How to Qualify for a Mortgage After Chapter 7 Bankruptcy

mortgage after bankruptcyWhen you file for chapter 7 bankruptcy, otherwise known as liquidation, a creditor seizes all but certain exempt assets and forgives most of your debt in return. Bankruptcy is a legal acknowledgement that you were unable to meet your financial obligations. Thus, your credit rating takes a big hit -- usually a 100 points or more. A bankruptcy also remains on your credit report for 10 years. Bankruptcy affects your ability to qualify for a home mortgage in the following ways:
  • You need to wait four years before a lender will qualify you for a conventional mortgage loan with market rates.
  • Two years is the waiting period for Federal Housing Administration (FHA) loans.
It is possible to get a mortgage loan from a hard money lender as soon as six months after bankruptcy, but these loans require a down payment of at least 30 percent, and the interest rates are high. While you are waiting, there are some steps you can take to improve your chances of receiving favorable loan terms once you do qualify for a mortgage.

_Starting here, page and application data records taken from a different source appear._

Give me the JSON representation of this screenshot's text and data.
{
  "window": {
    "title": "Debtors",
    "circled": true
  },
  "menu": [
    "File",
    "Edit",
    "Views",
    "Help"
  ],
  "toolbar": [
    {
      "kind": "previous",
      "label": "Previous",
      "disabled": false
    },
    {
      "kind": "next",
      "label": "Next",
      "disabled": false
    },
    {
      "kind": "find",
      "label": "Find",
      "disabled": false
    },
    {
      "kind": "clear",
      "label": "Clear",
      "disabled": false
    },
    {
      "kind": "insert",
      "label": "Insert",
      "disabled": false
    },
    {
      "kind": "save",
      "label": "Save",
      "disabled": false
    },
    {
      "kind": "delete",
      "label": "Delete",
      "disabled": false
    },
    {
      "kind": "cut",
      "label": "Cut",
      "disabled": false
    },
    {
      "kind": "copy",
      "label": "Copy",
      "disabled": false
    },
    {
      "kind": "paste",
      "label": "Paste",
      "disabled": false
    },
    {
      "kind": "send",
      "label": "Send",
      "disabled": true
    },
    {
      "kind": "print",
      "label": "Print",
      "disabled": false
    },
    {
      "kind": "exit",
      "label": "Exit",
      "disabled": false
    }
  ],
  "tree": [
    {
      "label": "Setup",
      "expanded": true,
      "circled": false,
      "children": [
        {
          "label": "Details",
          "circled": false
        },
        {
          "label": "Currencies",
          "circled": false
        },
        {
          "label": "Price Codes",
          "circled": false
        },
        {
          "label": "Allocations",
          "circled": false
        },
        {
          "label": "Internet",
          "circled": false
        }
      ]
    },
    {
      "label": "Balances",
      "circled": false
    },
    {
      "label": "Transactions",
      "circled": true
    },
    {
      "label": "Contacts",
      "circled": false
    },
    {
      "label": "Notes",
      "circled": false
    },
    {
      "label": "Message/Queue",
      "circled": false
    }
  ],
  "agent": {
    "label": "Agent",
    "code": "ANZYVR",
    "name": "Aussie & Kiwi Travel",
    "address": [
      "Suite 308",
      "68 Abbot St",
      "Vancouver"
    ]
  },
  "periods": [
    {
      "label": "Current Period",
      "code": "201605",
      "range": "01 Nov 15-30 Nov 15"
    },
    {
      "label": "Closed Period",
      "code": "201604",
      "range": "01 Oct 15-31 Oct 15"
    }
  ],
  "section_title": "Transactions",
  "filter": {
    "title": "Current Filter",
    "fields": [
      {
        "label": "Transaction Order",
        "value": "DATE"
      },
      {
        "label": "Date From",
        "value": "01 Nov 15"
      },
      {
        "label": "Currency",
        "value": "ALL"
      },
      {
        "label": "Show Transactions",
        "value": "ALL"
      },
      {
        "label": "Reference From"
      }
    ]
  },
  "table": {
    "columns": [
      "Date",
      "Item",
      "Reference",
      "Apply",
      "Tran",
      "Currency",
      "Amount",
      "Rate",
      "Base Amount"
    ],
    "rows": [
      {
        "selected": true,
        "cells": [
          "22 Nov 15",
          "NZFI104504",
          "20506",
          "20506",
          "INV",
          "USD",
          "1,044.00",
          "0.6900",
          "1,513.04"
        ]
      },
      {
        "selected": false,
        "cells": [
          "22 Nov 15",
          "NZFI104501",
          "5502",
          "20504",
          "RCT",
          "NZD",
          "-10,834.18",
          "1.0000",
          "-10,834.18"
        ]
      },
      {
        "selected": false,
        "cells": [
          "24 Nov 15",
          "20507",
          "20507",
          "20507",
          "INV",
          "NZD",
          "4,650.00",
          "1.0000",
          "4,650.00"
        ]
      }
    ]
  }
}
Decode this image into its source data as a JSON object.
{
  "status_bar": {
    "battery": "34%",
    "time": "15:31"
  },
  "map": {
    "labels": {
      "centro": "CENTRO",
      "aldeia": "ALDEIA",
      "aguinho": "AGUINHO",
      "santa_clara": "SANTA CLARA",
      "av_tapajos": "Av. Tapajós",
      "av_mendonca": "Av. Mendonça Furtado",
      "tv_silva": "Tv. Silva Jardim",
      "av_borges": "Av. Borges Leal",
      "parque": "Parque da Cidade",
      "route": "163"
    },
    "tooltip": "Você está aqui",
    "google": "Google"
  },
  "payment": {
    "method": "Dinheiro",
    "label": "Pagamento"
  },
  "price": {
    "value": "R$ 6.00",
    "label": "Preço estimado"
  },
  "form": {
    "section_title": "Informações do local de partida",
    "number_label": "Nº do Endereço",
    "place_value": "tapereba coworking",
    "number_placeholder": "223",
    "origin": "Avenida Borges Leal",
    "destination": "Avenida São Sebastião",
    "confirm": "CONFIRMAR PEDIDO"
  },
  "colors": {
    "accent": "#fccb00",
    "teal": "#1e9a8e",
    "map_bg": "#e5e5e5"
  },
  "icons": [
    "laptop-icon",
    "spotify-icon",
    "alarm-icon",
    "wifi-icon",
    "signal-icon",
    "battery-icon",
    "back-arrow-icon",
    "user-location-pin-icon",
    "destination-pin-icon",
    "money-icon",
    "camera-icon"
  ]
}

Check for Discrepancies in Your Credit Report

As soon as the bankruptcy has been discharged, you need to get organized. Order a credit report from each of the major agencies -- Equifax, Experian and TransUnion -- and look over the information carefully. You can dispute any errors online on the agency's website, and this process lets you know where you stand. Awareness is an essential first step in financial responsibility.

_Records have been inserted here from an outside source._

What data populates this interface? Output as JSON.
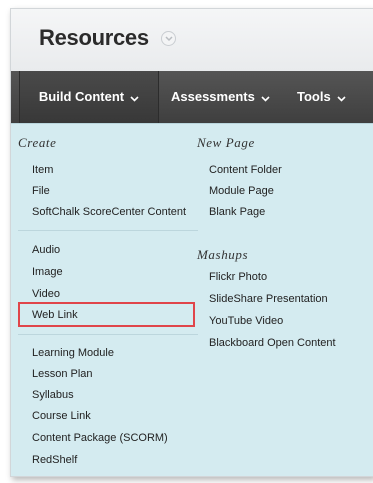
{
  "page": {
    "title": "Resources"
  },
  "menubar": {
    "tabs": [
      {
        "label": "Build Content"
      },
      {
        "label": "Assessments"
      },
      {
        "label": "Tools"
      }
    ]
  },
  "menu": {
    "create": {
      "heading": "Create",
      "group1": [
        "Item",
        "File",
        "SoftChalk ScoreCenter Content"
      ],
      "group2": [
        "Audio",
        "Image",
        "Video",
        "Web Link"
      ],
      "group3": [
        "Learning Module",
        "Lesson Plan",
        "Syllabus",
        "Course Link",
        "Content Package (SCORM)",
        "RedShelf"
      ]
    },
    "new_page": {
      "heading": "New Page",
      "items": [
        "Content Folder",
        "Module Page",
        "Blank Page"
      ]
    },
    "mashups": {
      "heading": "Mashups",
      "items": [
        "Flickr Photo",
        "SlideShare Presentation",
        "YouTube Video",
        "Blackboard Open Content"
      ]
    }
  },
  "highlighted_item": "Web Link",
  "colors": {
    "menubar": "#4a4a4a",
    "panel": "#d4ebf0",
    "highlight": "#e0454a"
  }
}
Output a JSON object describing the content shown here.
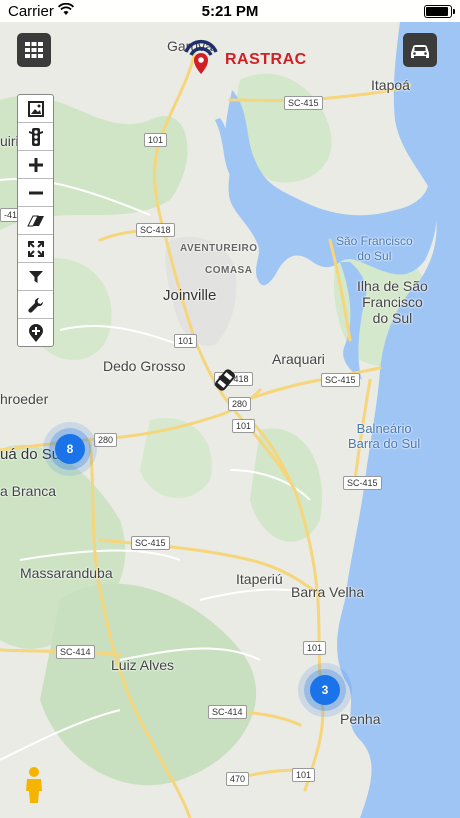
{
  "status_bar": {
    "carrier": "Carrier",
    "time": "5:21 PM"
  },
  "brand": {
    "name": "RASTRAC"
  },
  "toolbar": {
    "items": [
      "image-icon",
      "traffic-light-icon",
      "plus-icon",
      "minus-icon",
      "eraser-icon",
      "expand-icon",
      "filter-icon",
      "wrench-icon",
      "add-location-icon"
    ]
  },
  "map": {
    "places": {
      "garuva": "Garuva",
      "itapoa": "Itapoá",
      "quiriri": "uiriri",
      "aventureiro": "AVENTUREIRO",
      "comasa": "COMASA",
      "joinville": "Joinville",
      "sao_francisco": "São Francisco\ndo Sul",
      "ilha": "Ilha de São\nFrancisco\ndo Sul",
      "dedo_grosso": "Dedo Grosso",
      "araquari": "Araquari",
      "schroeder": "hroeder",
      "guaramirim": "uá do Sul",
      "branca": "a Branca",
      "balneario": "Balneário\nBarra do Sul",
      "massaranduba": "Massaranduba",
      "itaperiu": "Itaperiú",
      "barra_velha": "Barra Velha",
      "luiz_alves": "Luiz Alves",
      "penha": "Penha",
      "left_edge": "-41"
    },
    "roads": {
      "sc415_a": "SC-415",
      "br101_a": "101",
      "sc418": "SC-418",
      "br101_b": "101",
      "sc418_b": "SC-418",
      "sc415_b": "SC-415",
      "br280_a": "280",
      "br101_c": "101",
      "br280_b": "280",
      "sc415_c": "SC-415",
      "sc415_d": "SC-415",
      "sc414_a": "SC-414",
      "br101_d": "101",
      "sc414_b": "SC-414",
      "br470": "470",
      "br101_e": "101"
    },
    "clusters": [
      {
        "count": "8"
      },
      {
        "count": "3"
      }
    ],
    "colors": {
      "land": "#e8eae3",
      "water": "#9fc5f5",
      "green": "#c9e2c1",
      "road": "#f6d57b",
      "cluster": "#1a73e8"
    }
  }
}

Repair Your Credit 

You then need to focus on repairing the hit to your credit. An important thing to keep in mind is that, while the bankruptcy itself remains on your report for a long period of time, most negative information goes away after three years. Thus, your goal should be to make the bankruptcy look like a solitary event rather than part of a general disqualifying pattern. Here are some ways to repair your credit:
  • Limit the amount of credit applications you make even if you qualify. Each time you apply for credit, the lender runs a check, and that itself lowers your score.
  • Use a secured credit card that reports directly to the credit bureaus, and always pay your bill on time.
  • Use installment loans with retailers to demonstrate that you are capable of making regular payments.

Cover Your Bases

While important, your credit score is not the only thing lenders look at. After a bankruptcy, you want to project stability.  Paying above the monthly minimum on installment debts and sticking to the same job throughout the waiting period both reassure lenders. Finally, keep in mind that the more money have to put on a down payment for the new mortgage, the better your negotiating position will be. Saving money is one of the most important ways you can qualify for competitive mortgage terms after a bankruptcy.